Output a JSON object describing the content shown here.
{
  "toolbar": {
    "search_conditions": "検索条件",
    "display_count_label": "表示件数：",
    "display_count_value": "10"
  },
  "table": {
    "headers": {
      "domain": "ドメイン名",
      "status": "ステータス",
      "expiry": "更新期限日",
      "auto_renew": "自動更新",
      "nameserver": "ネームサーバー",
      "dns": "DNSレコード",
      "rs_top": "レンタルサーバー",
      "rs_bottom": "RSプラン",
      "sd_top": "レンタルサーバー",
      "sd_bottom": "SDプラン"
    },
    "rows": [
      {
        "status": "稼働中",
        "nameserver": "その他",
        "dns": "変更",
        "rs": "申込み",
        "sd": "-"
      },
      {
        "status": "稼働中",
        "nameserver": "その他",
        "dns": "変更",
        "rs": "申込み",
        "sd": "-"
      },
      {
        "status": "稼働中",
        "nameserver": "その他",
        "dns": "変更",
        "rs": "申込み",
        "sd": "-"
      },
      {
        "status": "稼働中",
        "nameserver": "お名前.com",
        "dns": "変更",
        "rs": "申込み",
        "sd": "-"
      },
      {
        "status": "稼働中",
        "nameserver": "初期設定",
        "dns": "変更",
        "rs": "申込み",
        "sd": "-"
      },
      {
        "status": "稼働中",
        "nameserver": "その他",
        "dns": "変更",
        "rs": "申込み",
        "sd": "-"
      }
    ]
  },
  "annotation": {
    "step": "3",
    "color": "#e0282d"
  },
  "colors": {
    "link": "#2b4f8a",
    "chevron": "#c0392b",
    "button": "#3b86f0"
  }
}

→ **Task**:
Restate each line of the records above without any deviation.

→ **Expected output**:
Output a JSON object describing the content shown here.
{
  "toolbar": {
    "search_conditions": "検索条件",
    "display_count_label": "表示件数：",
    "display_count_value": "10"
  },
  "table": {
    "headers": {
      "domain": "ドメイン名",
      "status": "ステータス",
      "expiry": "更新期限日",
      "auto_renew": "自動更新",
      "nameserver": "ネームサーバー",
      "dns": "DNSレコード",
      "rs_top": "レンタルサーバー",
      "rs_bottom": "RSプラン",
      "sd_top": "レンタルサーバー",
      "sd_bottom": "SDプラン"
    },
    "rows": [
      {
        "status": "稼働中",
        "nameserver": "その他",
        "dns": "変更",
        "rs": "申込み",
        "sd": "-"
      },
      {
        "status": "稼働中",
        "nameserver": "その他",
        "dns": "変更",
        "rs": "申込み",
        "sd": "-"
      },
      {
        "status": "稼働中",
        "nameserver": "その他",
        "dns": "変更",
        "rs": "申込み",
        "sd": "-"
      },
      {
        "status": "稼働中",
        "nameserver": "お名前.com",
        "dns": "変更",
        "rs": "申込み",
        "sd": "-"
      },
      {
        "status": "稼働中",
        "nameserver": "初期設定",
        "dns": "変更",
        "rs": "申込み",
        "sd": "-"
      },
      {
        "status": "稼働中",
        "nameserver": "その他",
        "dns": "変更",
        "rs": "申込み",
        "sd": "-"
      }
    ]
  },
  "annotation": {
    "step": "3",
    "color": "#e0282d"
  },
  "colors": {
    "link": "#2b4f8a",
    "chevron": "#c0392b",
    "button": "#3b86f0"
  }
}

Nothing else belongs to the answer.